In the copy, include no pictures, but reproduce every record exactly.

-------- Source records --------

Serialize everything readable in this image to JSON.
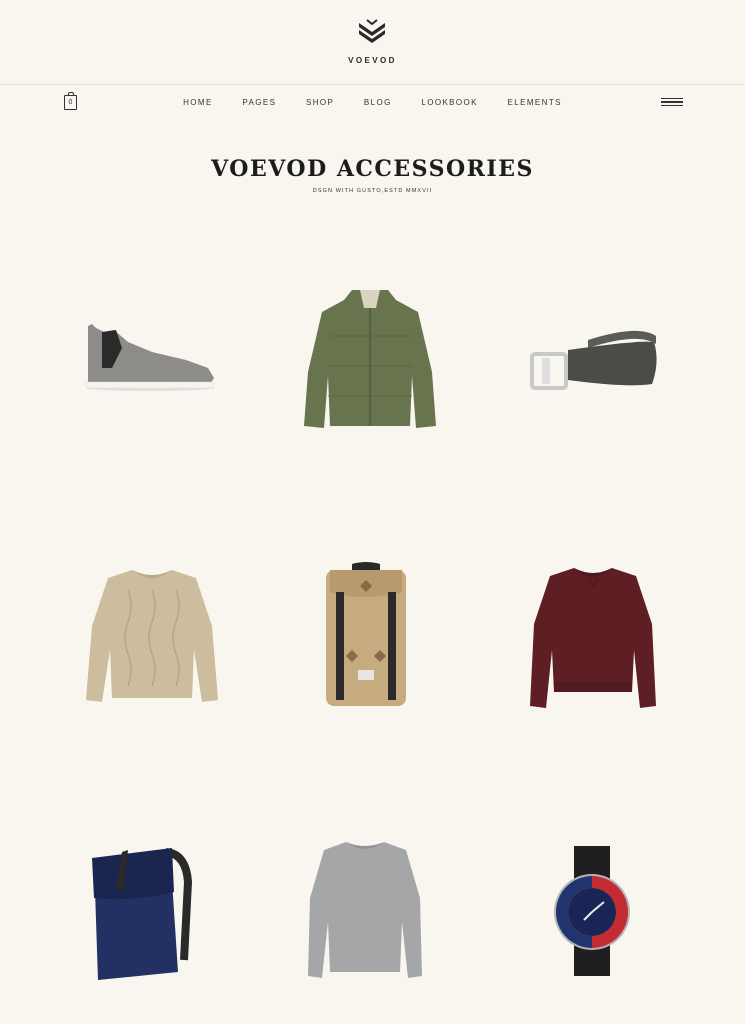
{
  "brand": {
    "name": "VOEVOD"
  },
  "nav": {
    "cart_count": "0",
    "items": [
      "HOME",
      "PAGES",
      "SHOP",
      "BLOG",
      "LOOKBOOK",
      "ELEMENTS"
    ]
  },
  "hero": {
    "title": "VOEVOD ACCESSORIES",
    "subtitle": "DSGN WITH GUSTO,ESTD MMXVII"
  },
  "colors": {
    "background": "#f8f6ef",
    "text": "#222222"
  }
}
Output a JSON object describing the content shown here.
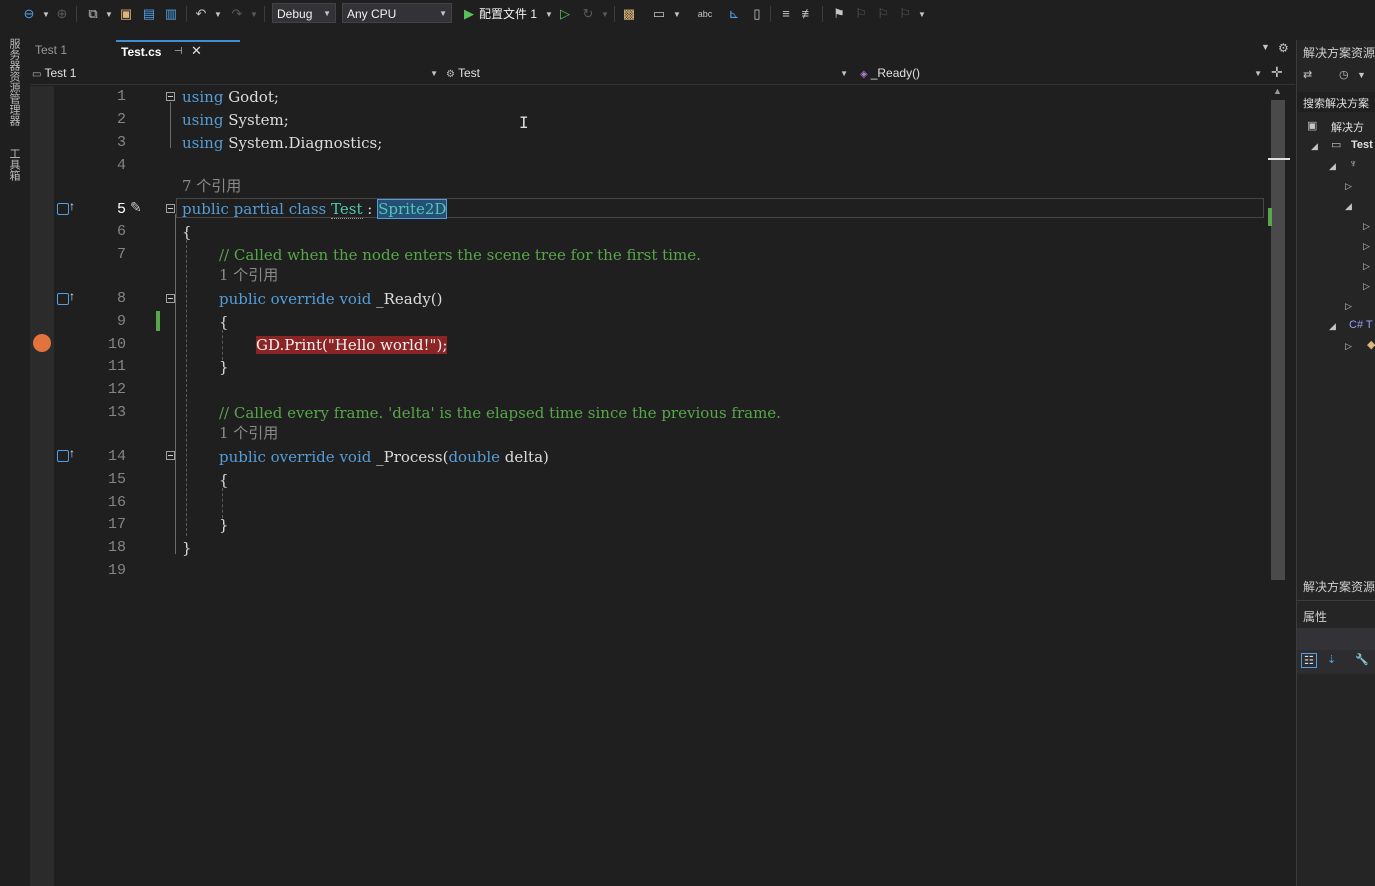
{
  "toolbar": {
    "config": "Debug",
    "platform": "Any CPU",
    "run_label": "配置文件 1"
  },
  "left_strip": {
    "server_explorer": "服务器资源管理器",
    "toolbox": "工具箱"
  },
  "tabs": [
    {
      "label": "Test 1",
      "active": false
    },
    {
      "label": "Test.cs",
      "active": true
    }
  ],
  "navbar": {
    "project": "Test 1",
    "type": "Test",
    "member": "_Ready()"
  },
  "editor": {
    "line_numbers": [
      "1",
      "2",
      "3",
      "4",
      "5",
      "6",
      "7",
      "8",
      "9",
      "10",
      "11",
      "12",
      "13",
      "14",
      "15",
      "16",
      "17",
      "18",
      "19"
    ],
    "current_line": "5",
    "lens_7refs": "7 个引用",
    "lens_1ref_a": "1 个引用",
    "lens_1ref_b": "1 个引用",
    "l1_kw": "using",
    "l1_rest": " Godot;",
    "l2_kw": "using",
    "l2_rest": " System;",
    "l3_kw": "using",
    "l3_rest": " System.Diagnostics;",
    "l5_kw1": "public",
    "l5_kw2": "partial",
    "l5_kw3": "class",
    "l5_name": "Test",
    "l5_colon": " : ",
    "l5_base": "Sprite2D",
    "l6": "{",
    "l7_comment": "// Called when the node enters the scene tree for the first time.",
    "l8_kw1": "public",
    "l8_kw2": "override",
    "l8_kw3": "void",
    "l8_name": " _Ready()",
    "l9": "{",
    "l10": "GD.Print(\"Hello world!\");",
    "l11": "}",
    "l13_comment": "// Called every frame. 'delta' is the elapsed time since the previous frame.",
    "l14_kw1": "public",
    "l14_kw2": "override",
    "l14_kw3": "void",
    "l14_name": " _Process(",
    "l14_type": "double",
    "l14_param": " delta)",
    "l15": "{",
    "l17": "}",
    "l18": "}"
  },
  "right_panel": {
    "solution_explorer_title": "解决方案资源",
    "search_label": "搜索解决方案",
    "solution_node": "解决方",
    "project_node": "Test",
    "csharp_node": "C# T",
    "solution_explorer_tab": "解决方案资源",
    "properties_title": "属性"
  },
  "colors": {
    "background": "#1f1f1f",
    "keyword": "#569cd6",
    "comment": "#57a64a",
    "type": "#4ec9b0",
    "breakpoint": "#e0743c",
    "breakpoint_highlight": "#8b2424"
  }
}
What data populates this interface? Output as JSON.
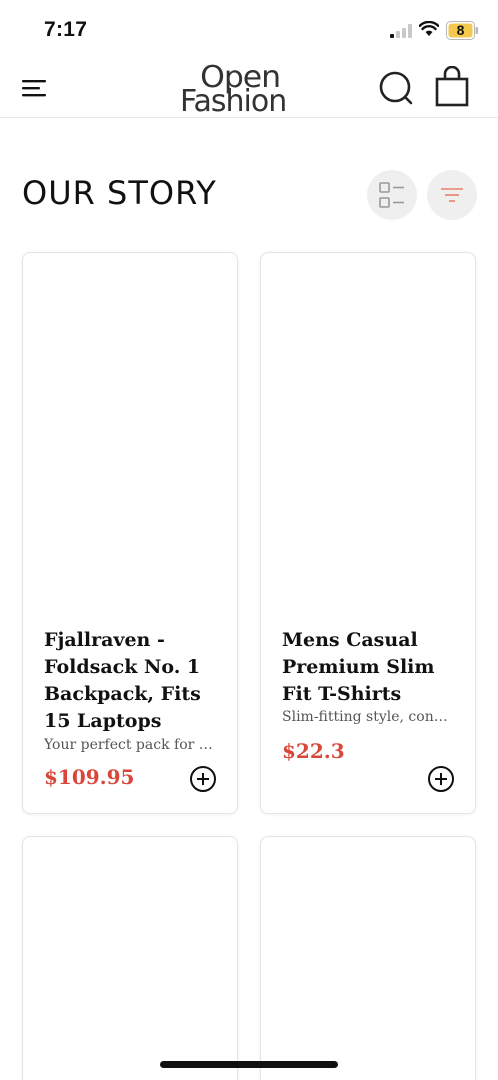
{
  "status_bar": {
    "time": "7:17",
    "battery_level": "8",
    "icons": [
      "signal-icon",
      "wifi-icon",
      "battery-icon"
    ]
  },
  "header": {
    "logo_line1": "Open",
    "logo_line2": "Fashion",
    "icons": [
      "menu-icon",
      "search-icon",
      "shopping-bag-icon"
    ]
  },
  "section": {
    "title": "OUR STORY",
    "icons": [
      "list-view-icon",
      "filter-icon"
    ]
  },
  "colors": {
    "price": "#d9473a",
    "filter_accent": "#e8826a",
    "card_border": "#e4e4e4",
    "button_bg": "#efefef"
  },
  "products": [
    {
      "title": "Fjallraven - Foldsack No. 1 Backpack, Fits 15 Laptops",
      "description": "Your perfect pack for everyday use and walks in the forest",
      "price": "$109.95"
    },
    {
      "title": "Mens Casual Premium Slim Fit T-Shirts",
      "description": "Slim-fitting style, contrast raglan long sleeve",
      "price": "$22.3"
    }
  ]
}
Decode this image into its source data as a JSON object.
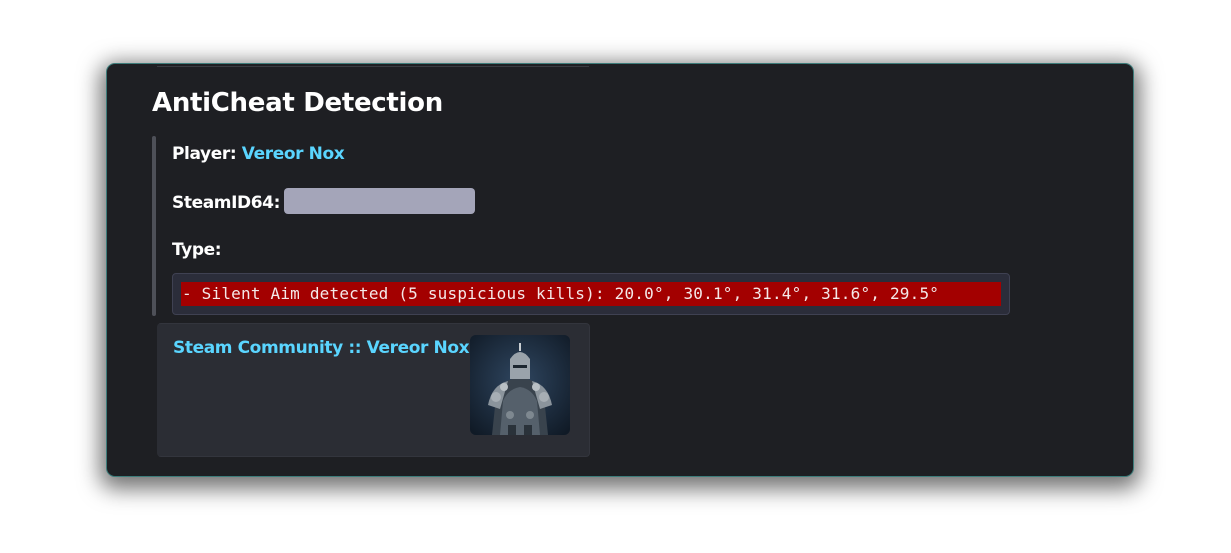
{
  "message": {
    "title": "AntiCheat Detection",
    "player_label": "Player:",
    "player_name": "Vereor Nox",
    "steamid_label": "SteamID64:",
    "type_label": "Type:",
    "detection_text": "- Silent Aim detected (5 suspicious kills): 20.0°, 30.1°, 31.4°, 31.6°, 29.5°"
  },
  "embed": {
    "title": "Steam Community :: Vereor Nox",
    "thumbnail_icon": "knight-avatar-image"
  },
  "colors": {
    "card_bg": "#1e1f23",
    "link": "#5ad5ff",
    "spoiler": "#a4a5b9",
    "highlight": "#a30000"
  }
}
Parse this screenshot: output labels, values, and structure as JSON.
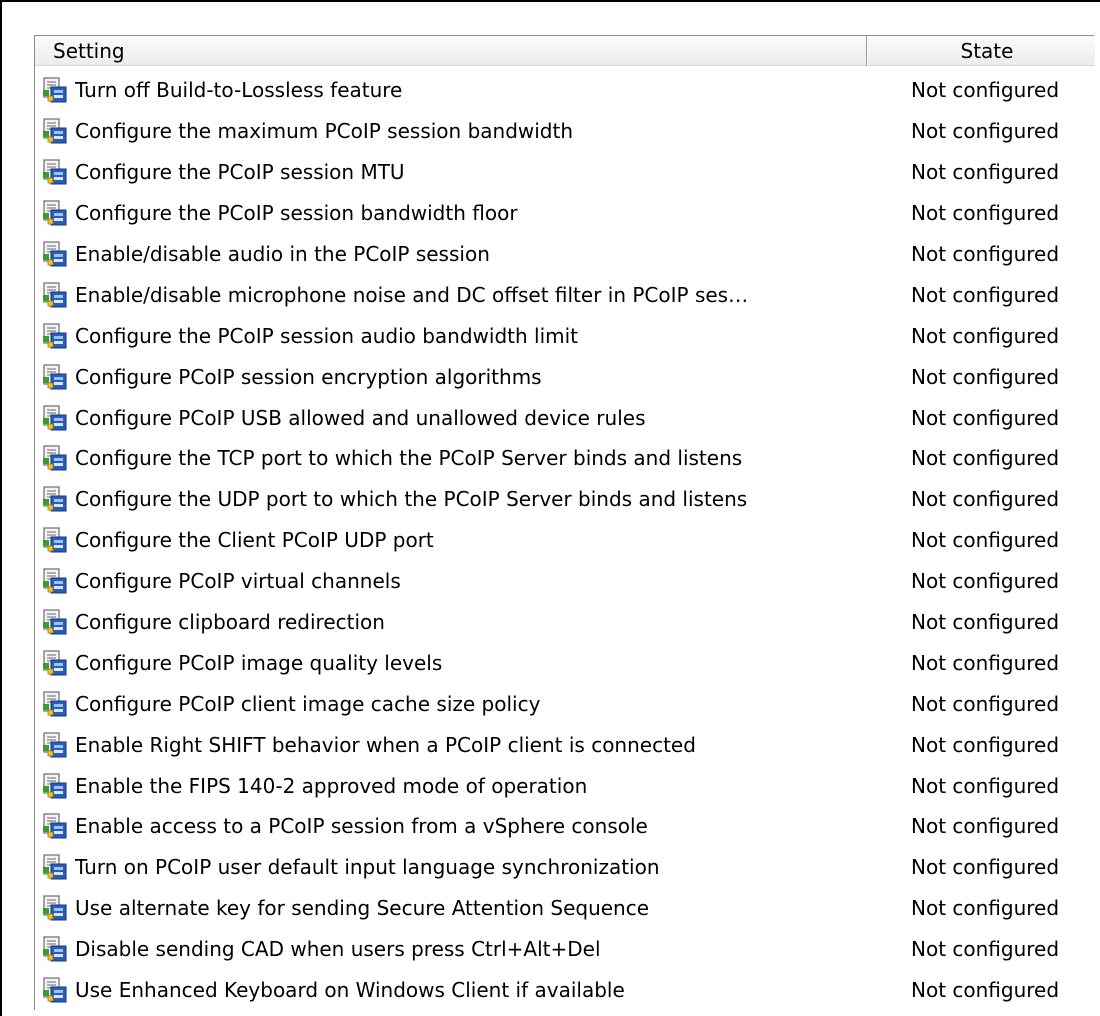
{
  "columns": {
    "setting": "Setting",
    "state": "State"
  },
  "icon": "policy-setting-icon",
  "rows": [
    {
      "name": "Turn off Build-to-Lossless feature",
      "state": "Not configured"
    },
    {
      "name": "Configure the maximum PCoIP session bandwidth",
      "state": "Not configured"
    },
    {
      "name": "Configure the PCoIP session MTU",
      "state": "Not configured"
    },
    {
      "name": "Configure the PCoIP session bandwidth floor",
      "state": "Not configured"
    },
    {
      "name": "Enable/disable audio in the PCoIP session",
      "state": "Not configured"
    },
    {
      "name": "Enable/disable microphone noise and DC offset filter in PCoIP ses…",
      "state": "Not configured"
    },
    {
      "name": "Configure the PCoIP session audio bandwidth limit",
      "state": "Not configured"
    },
    {
      "name": "Configure PCoIP session encryption algorithms",
      "state": "Not configured"
    },
    {
      "name": "Configure PCoIP USB allowed and unallowed device rules",
      "state": "Not configured"
    },
    {
      "name": "Configure the TCP port to which the PCoIP Server binds and listens",
      "state": "Not configured"
    },
    {
      "name": "Configure the UDP port to which the PCoIP Server binds and listens",
      "state": "Not configured"
    },
    {
      "name": "Configure the Client PCoIP UDP port",
      "state": "Not configured"
    },
    {
      "name": "Configure PCoIP virtual channels",
      "state": "Not configured"
    },
    {
      "name": "Configure clipboard redirection",
      "state": "Not configured"
    },
    {
      "name": "Configure PCoIP image quality levels",
      "state": "Not configured"
    },
    {
      "name": "Configure PCoIP client image cache size policy",
      "state": "Not configured"
    },
    {
      "name": "Enable Right SHIFT behavior when a PCoIP client is connected",
      "state": "Not configured"
    },
    {
      "name": "Enable the FIPS 140-2 approved mode of operation",
      "state": "Not configured"
    },
    {
      "name": "Enable access to a PCoIP session from a vSphere console",
      "state": "Not configured"
    },
    {
      "name": "Turn on PCoIP user default input language synchronization",
      "state": "Not configured"
    },
    {
      "name": "Use alternate key for sending Secure Attention Sequence",
      "state": "Not configured"
    },
    {
      "name": "Disable sending CAD when users press Ctrl+Alt+Del",
      "state": "Not configured"
    },
    {
      "name": "Use Enhanced Keyboard on Windows Client if available",
      "state": "Not configured"
    }
  ]
}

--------

| Answer for the task |
Serialize everything readable in this image to JSON.
{
  "brand": {
    "name": "VOEVOD"
  },
  "nav": {
    "cart_count": "0",
    "items": [
      "HOME",
      "PAGES",
      "SHOP",
      "BLOG",
      "LOOKBOOK",
      "ELEMENTS"
    ]
  },
  "hero": {
    "title": "VOEVOD ACCESSORIES",
    "subtitle": "DSGN WITH GUSTO,ESTD MMXVII"
  },
  "colors": {
    "background": "#f8f6ef",
    "text": "#222222"
  }
}
Output a JSON object describing the content shown here.
{
  "toolbar": {
    "config": "Debug",
    "platform": "Any CPU",
    "run_label": "配置文件 1"
  },
  "left_strip": {
    "server_explorer": "服务器资源管理器",
    "toolbox": "工具箱"
  },
  "tabs": [
    {
      "label": "Test 1",
      "active": false
    },
    {
      "label": "Test.cs",
      "active": true
    }
  ],
  "navbar": {
    "project": "Test 1",
    "type": "Test",
    "member": "_Ready()"
  },
  "editor": {
    "line_numbers": [
      "1",
      "2",
      "3",
      "4",
      "5",
      "6",
      "7",
      "8",
      "9",
      "10",
      "11",
      "12",
      "13",
      "14",
      "15",
      "16",
      "17",
      "18",
      "19"
    ],
    "current_line": "5",
    "lens_7refs": "7 个引用",
    "lens_1ref_a": "1 个引用",
    "lens_1ref_b": "1 个引用",
    "l1_kw": "using",
    "l1_rest": " Godot;",
    "l2_kw": "using",
    "l2_rest": " System;",
    "l3_kw": "using",
    "l3_rest": " System.Diagnostics;",
    "l5_kw1": "public",
    "l5_kw2": "partial",
    "l5_kw3": "class",
    "l5_name": "Test",
    "l5_colon": " : ",
    "l5_base": "Sprite2D",
    "l6": "{",
    "l7_comment": "// Called when the node enters the scene tree for the first time.",
    "l8_kw1": "public",
    "l8_kw2": "override",
    "l8_kw3": "void",
    "l8_name": " _Ready()",
    "l9": "{",
    "l10": "GD.Print(\"Hello world!\");",
    "l11": "}",
    "l13_comment": "// Called every frame. 'delta' is the elapsed time since the previous frame.",
    "l14_kw1": "public",
    "l14_kw2": "override",
    "l14_kw3": "void",
    "l14_name": " _Process(",
    "l14_type": "double",
    "l14_param": " delta)",
    "l15": "{",
    "l17": "}",
    "l18": "}"
  },
  "right_panel": {
    "solution_explorer_title": "解决方案资源",
    "search_label": "搜索解决方案",
    "solution_node": "解决方",
    "project_node": "Test",
    "csharp_node": "C# T",
    "solution_explorer_tab": "解决方案资源",
    "properties_title": "属性"
  },
  "colors": {
    "background": "#1f1f1f",
    "keyword": "#569cd6",
    "comment": "#57a64a",
    "type": "#4ec9b0",
    "breakpoint": "#e0743c",
    "breakpoint_highlight": "#8b2424"
  }
}
What data populates this interface? Output as JSON.
{
  "status_bar": {
    "time": "7:17",
    "battery_level": "8",
    "icons": [
      "signal-icon",
      "wifi-icon",
      "battery-icon"
    ]
  },
  "header": {
    "logo_line1": "Open",
    "logo_line2": "Fashion",
    "icons": [
      "menu-icon",
      "search-icon",
      "shopping-bag-icon"
    ]
  },
  "section": {
    "title": "OUR STORY",
    "icons": [
      "list-view-icon",
      "filter-icon"
    ]
  },
  "colors": {
    "price": "#d9473a",
    "filter_accent": "#e8826a",
    "card_border": "#e4e4e4",
    "button_bg": "#efefef"
  },
  "products": [
    {
      "title": "Fjallraven - Foldsack No. 1 Backpack, Fits 15 Laptops",
      "description": "Your perfect pack for everyday use and walks in the forest",
      "price": "$109.95"
    },
    {
      "title": "Mens Casual Premium Slim Fit T-Shirts",
      "description": "Slim-fitting style, contrast raglan long sleeve",
      "price": "$22.3"
    }
  ]
}
Decode this image into its source data as a JSON object.
{
  "message": {
    "title": "AntiCheat Detection",
    "player_label": "Player:",
    "player_name": "Vereor Nox",
    "steamid_label": "SteamID64:",
    "type_label": "Type:",
    "detection_text": "- Silent Aim detected (5 suspicious kills): 20.0°, 30.1°, 31.4°, 31.6°, 29.5°"
  },
  "embed": {
    "title": "Steam Community :: Vereor Nox",
    "thumbnail_icon": "knight-avatar-image"
  },
  "colors": {
    "card_bg": "#1e1f23",
    "link": "#5ad5ff",
    "spoiler": "#a4a5b9",
    "highlight": "#a30000"
  }
}
Parse this screenshot: output labels, values, and structure as JSON.
{
  "columns": {
    "setting": "Setting",
    "state": "State"
  },
  "icon": "policy-setting-icon",
  "rows": [
    {
      "name": "Turn off Build-to-Lossless feature",
      "state": "Not configured"
    },
    {
      "name": "Configure the maximum PCoIP session bandwidth",
      "state": "Not configured"
    },
    {
      "name": "Configure the PCoIP session MTU",
      "state": "Not configured"
    },
    {
      "name": "Configure the PCoIP session bandwidth floor",
      "state": "Not configured"
    },
    {
      "name": "Enable/disable audio in the PCoIP session",
      "state": "Not configured"
    },
    {
      "name": "Enable/disable microphone noise and DC offset filter in PCoIP ses…",
      "state": "Not configured"
    },
    {
      "name": "Configure the PCoIP session audio bandwidth limit",
      "state": "Not configured"
    },
    {
      "name": "Configure PCoIP session encryption algorithms",
      "state": "Not configured"
    },
    {
      "name": "Configure PCoIP USB allowed and unallowed device rules",
      "state": "Not configured"
    },
    {
      "name": "Configure the TCP port to which the PCoIP Server binds and listens",
      "state": "Not configured"
    },
    {
      "name": "Configure the UDP port to which the PCoIP Server binds and listens",
      "state": "Not configured"
    },
    {
      "name": "Configure the Client PCoIP UDP port",
      "state": "Not configured"
    },
    {
      "name": "Configure PCoIP virtual channels",
      "state": "Not configured"
    },
    {
      "name": "Configure clipboard redirection",
      "state": "Not configured"
    },
    {
      "name": "Configure PCoIP image quality levels",
      "state": "Not configured"
    },
    {
      "name": "Configure PCoIP client image cache size policy",
      "state": "Not configured"
    },
    {
      "name": "Enable Right SHIFT behavior when a PCoIP client is connected",
      "state": "Not configured"
    },
    {
      "name": "Enable the FIPS 140-2 approved mode of operation",
      "state": "Not configured"
    },
    {
      "name": "Enable access to a PCoIP session from a vSphere console",
      "state": "Not configured"
    },
    {
      "name": "Turn on PCoIP user default input language synchronization",
      "state": "Not configured"
    },
    {
      "name": "Use alternate key for sending Secure Attention Sequence",
      "state": "Not configured"
    },
    {
      "name": "Disable sending CAD when users press Ctrl+Alt+Del",
      "state": "Not configured"
    },
    {
      "name": "Use Enhanced Keyboard on Windows Client if available",
      "state": "Not configured"
    }
  ]
}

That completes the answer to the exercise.